Perhaps in anticipation of the hard slog through the beginning of the post-Coachella workweek, Spotify has released a study on people's music listening habits at their 9-to-5s. (A rough comedown is only to be expected after spending the weekend in an air-conditioned oasis in the middle of one of the summer's hottest music festivals -- literally and figuratively.)

On April 10, Spotify posted on their website that they had partnered with research consultant Dr. Anneli Haake to study how people at work listen to music. The music streaming service published some of the results on their blog, but provided more detailed numbers to Billboard. 

Overall, they found that about two-thirds (61%) of the people they surveyed listened to something at their desks, and that it made them happier and more productive. Of those surveyed, 36% said music helped them through the day, specifically the hours of 9 to 11am, 11am to 1pm, and 2-4pm, when an average of 15% said they were most likely to listen to music.  20% said music alleviated job boredom, and 16% used music as a way to drown out "annoying" co-workers (whose music tastes, 10% admitted, they judged; however, 9% also worried their own music tastes were being judged -- so who's judging whom?). 

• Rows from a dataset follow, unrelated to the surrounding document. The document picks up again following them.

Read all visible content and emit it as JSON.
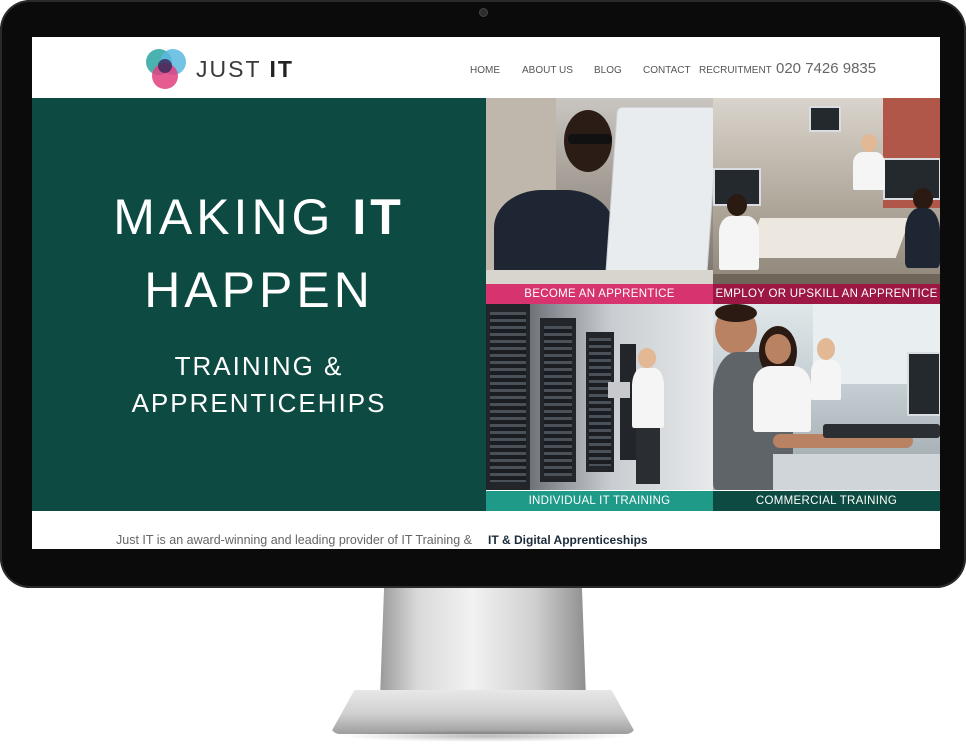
{
  "brand": {
    "logo_text_light": "JUST",
    "logo_text_bold": "IT"
  },
  "nav": {
    "home": "HOME",
    "about": "ABOUT US",
    "blog": "BLOG",
    "contact": "CONTACT",
    "recruitment": "RECRUITMENT"
  },
  "phone": "020 7426 9835",
  "hero": {
    "line1_light": "MAKING",
    "line1_bold": "IT",
    "line2": "HAPPEN",
    "sub1": "TRAINING &",
    "sub2": "APPRENTICEHIPS"
  },
  "tiles": [
    {
      "label": "BECOME AN APPRENTICE",
      "color": "#d7336f"
    },
    {
      "label": "EMPLOY OR UPSKILL AN APPRENTICE",
      "color": "#9c1744"
    },
    {
      "label": "INDIVIDUAL IT TRAINING",
      "color": "#1f9a88"
    },
    {
      "label": "COMMERCIAL TRAINING",
      "color": "#0d4a41"
    }
  ],
  "intro": {
    "text": "Just IT is an award-winning and leading provider of IT Training &",
    "heading": "IT & Digital Apprenticeships"
  },
  "colors": {
    "hero_bg": "#0d4a41",
    "pink": "#d7336f",
    "maroon": "#9c1744",
    "teal": "#1f9a88"
  }
}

The results also showed 34% of these motivated yet somewhat bored, slightly judgmental listeners gravitated to pop and chart-toppers, closely followed by 29% who preferred rock and 22% who play indie. The artists most-listened to? Adele (16%), Arctic Monkeys (14%), Rihanna and Mumford & Sons (13%), and Beyonce, Bruno Mars, and Katy Perry (12%). Spotify made a playlist based on results, which you can find below. 

In other Spotify-related news, the streaming service recently announced plans to bundle with Sprint, the No. 3 mobile carrier in the U.S., for an on-demand streaming service package similar to AT&T's deal with Beats Music; such a deal would also one more important step in Spotify's run-up to a much-expected IPO, which many believe will happen later this year.